RECORDS PROVIDED:

* * *

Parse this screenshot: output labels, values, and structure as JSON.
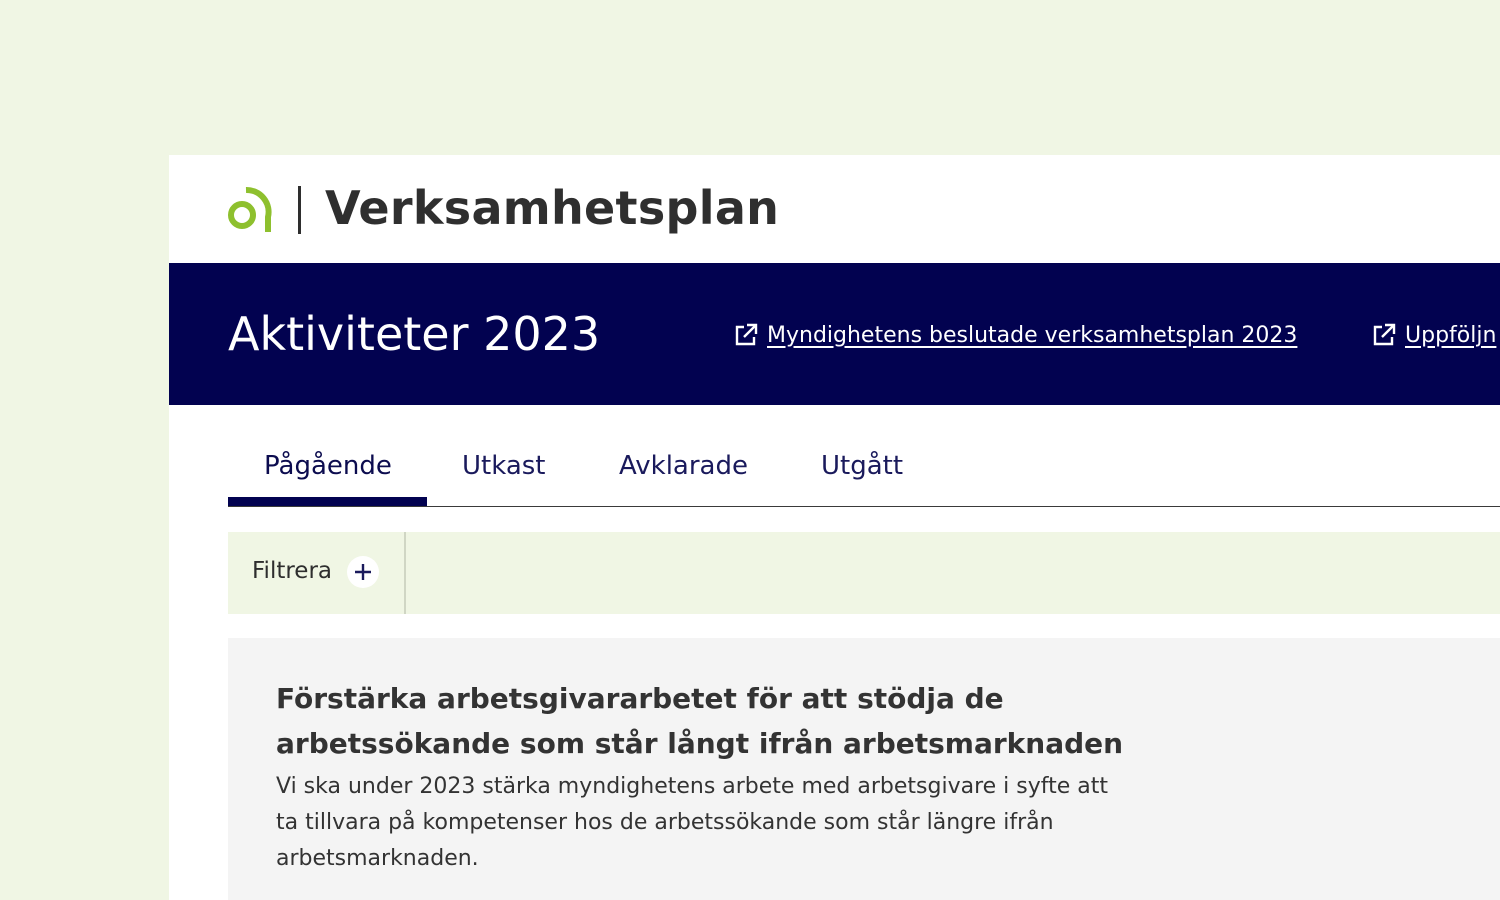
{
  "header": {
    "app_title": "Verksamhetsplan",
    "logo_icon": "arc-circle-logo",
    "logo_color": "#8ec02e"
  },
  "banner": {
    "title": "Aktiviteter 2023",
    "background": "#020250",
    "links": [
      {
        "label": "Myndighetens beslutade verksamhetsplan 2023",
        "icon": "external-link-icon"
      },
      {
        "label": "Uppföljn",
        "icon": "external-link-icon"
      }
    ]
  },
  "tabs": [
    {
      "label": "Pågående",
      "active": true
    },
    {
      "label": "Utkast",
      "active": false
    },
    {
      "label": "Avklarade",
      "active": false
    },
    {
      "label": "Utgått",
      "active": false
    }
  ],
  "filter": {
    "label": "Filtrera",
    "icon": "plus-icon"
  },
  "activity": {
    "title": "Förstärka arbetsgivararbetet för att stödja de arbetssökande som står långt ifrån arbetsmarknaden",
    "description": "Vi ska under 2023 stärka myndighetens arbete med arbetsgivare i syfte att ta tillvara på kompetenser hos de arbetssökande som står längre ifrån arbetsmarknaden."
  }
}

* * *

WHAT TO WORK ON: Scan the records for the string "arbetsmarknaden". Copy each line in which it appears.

RESPONSE TO THE EXERCISE:
    "title": "Förstärka arbetsgivararbetet för att stödja de arbetssökande som står långt ifrån arbetsmarknaden",
    "description": "Vi ska under 2023 stärka myndighetens arbete med arbetsgivare i syfte att ta tillvara på kompetenser hos de arbetssökande som står längre ifrån arbetsmarknaden."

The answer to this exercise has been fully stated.